In response to the surge in self-represented litigants bringing family law matters before the courts, Legal Aid BC (LABC) created MyLawBC.com.

MyLawBC offers users two interactive dispute resolution tools. The Mediation tool takes people to the Family Resolution Centre where free online mediation helps separating parents to develop their parenting plan. The Dialogue tool allows parents to collaborate on a legally-valid separation agreement.

“We wanted to empower people to know that they can do it on their own,” says Candice Lee, Manager of Digital Delivery at LABC.

MyLawBC.com

MyLawBC has eight guided pathways, which allows users to diagnose their legal problems by answering a series of questions, and download a subsequent action plan for resolving the issue. It offers helpful guides for drafting separation agreements, handling family violence, dealing with foreclosure, as well as other administrative supports like how to draw up a will or a representation agreement.

Since its launch in May 2016, MyLawBC has had over 166,000 visits to the site and roughly 22,049 people have learned about creating a separation plan. Over 445 couples have used the Dialogue tool to collaborate on a separation agreement.

LABC engaged in a thorough research, design, and prototyping process to arrive at the Family Resolution Centre. They first gathered funders, mediators, the courts, and other stakeholders in the legal community to establish the most critical family law issues facing British Columbians. They then worked with experts in specific subject matter areas—like domestic violence, women’s issues, and advocates from rural communities—to gather insights about the day-to-day issues with which clients approach them and the challenges they face in developing services to meet those needs. After this research, they worked with the Hague Institute for Innovation of Law (HIIL) and Tyler Technologies to design the platform.

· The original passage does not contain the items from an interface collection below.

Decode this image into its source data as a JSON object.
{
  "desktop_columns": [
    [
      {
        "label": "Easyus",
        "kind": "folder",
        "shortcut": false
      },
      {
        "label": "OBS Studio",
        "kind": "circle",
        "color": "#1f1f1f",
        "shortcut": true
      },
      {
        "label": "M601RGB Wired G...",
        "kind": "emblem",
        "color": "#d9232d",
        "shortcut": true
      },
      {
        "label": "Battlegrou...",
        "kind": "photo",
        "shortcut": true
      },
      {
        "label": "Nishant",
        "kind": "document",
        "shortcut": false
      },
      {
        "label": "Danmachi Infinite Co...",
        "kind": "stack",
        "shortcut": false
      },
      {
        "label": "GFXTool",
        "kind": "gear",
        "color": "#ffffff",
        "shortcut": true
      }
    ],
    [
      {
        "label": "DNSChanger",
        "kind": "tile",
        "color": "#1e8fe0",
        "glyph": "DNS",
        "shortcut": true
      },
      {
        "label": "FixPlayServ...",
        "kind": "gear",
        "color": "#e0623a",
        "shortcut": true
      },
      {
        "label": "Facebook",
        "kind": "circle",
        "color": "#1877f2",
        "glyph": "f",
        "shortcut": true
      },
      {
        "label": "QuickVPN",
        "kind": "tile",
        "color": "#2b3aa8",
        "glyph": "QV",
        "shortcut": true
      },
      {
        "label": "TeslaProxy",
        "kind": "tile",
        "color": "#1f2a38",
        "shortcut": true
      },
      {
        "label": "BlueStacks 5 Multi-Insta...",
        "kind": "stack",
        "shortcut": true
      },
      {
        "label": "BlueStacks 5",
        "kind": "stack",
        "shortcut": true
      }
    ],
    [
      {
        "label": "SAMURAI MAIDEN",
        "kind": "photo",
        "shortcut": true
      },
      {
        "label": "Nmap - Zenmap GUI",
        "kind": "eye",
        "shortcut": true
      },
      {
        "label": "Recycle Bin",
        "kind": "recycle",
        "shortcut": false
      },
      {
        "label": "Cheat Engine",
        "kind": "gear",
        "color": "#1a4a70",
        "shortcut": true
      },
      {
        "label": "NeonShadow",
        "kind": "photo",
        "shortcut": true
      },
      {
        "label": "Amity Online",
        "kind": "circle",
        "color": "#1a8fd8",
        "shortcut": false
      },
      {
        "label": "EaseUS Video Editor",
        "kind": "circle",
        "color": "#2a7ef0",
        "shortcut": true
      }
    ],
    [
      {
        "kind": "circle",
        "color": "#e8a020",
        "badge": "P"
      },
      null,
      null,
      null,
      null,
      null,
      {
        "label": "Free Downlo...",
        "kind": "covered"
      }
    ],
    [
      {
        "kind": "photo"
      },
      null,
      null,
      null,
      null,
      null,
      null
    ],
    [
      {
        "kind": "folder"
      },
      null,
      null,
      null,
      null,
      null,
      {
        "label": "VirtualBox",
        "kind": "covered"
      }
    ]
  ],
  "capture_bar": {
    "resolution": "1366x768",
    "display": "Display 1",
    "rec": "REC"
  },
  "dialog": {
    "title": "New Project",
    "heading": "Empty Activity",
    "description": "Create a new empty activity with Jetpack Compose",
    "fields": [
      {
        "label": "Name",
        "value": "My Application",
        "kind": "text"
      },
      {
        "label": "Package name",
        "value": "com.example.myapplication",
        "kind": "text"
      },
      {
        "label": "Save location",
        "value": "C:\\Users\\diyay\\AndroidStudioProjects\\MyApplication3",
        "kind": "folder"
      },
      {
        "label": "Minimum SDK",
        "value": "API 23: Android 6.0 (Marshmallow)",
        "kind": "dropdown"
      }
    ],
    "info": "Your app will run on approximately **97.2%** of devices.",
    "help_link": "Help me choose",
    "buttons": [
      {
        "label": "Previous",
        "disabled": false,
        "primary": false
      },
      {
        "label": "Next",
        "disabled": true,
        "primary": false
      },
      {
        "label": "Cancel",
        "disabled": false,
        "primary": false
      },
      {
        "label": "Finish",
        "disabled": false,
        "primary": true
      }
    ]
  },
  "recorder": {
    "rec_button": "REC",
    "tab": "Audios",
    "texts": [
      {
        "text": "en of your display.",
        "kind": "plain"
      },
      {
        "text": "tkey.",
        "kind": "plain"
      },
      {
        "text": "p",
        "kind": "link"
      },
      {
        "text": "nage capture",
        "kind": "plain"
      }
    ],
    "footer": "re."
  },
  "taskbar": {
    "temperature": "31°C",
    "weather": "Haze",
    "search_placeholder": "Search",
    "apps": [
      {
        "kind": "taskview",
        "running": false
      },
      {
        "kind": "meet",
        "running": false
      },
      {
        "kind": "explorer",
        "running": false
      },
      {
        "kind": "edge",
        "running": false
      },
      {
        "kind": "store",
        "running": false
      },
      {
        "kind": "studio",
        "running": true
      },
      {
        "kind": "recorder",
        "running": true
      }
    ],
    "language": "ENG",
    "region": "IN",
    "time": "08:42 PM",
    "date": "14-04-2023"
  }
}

One factor that LABC considered when designing the platform is that digital experiences can be alienating for people navigating what is often a highly emotional topic. Designing experiences to navigate difficult decisions in an online environment can be a challenge, says Lee. Because people are reacting to what is on screen instead of interacting with a person, putting effort into user experience is crucial. “People can sometimes get stuck on a word that emotionally impacts them at the time,” commented Lee, “people can have an emotional experience with what’s in front of them.”

MyLawBC encourages people to get legal advice before signing a binding agreement, and connects them to free advice services. The LABC team continues to iterate on the tools, incorporating user feedback to make improvements. They expect to do a full upgrade of the platform in the coming months. In the fall of 2020, LABC also plans to launch a similar mediation-based tool for help navigating child support. Future iterations of the platform will include spousal support and property division tools.

The tools are available at www.mylawbc.com. For updates on the project, follow Legal Aid BC.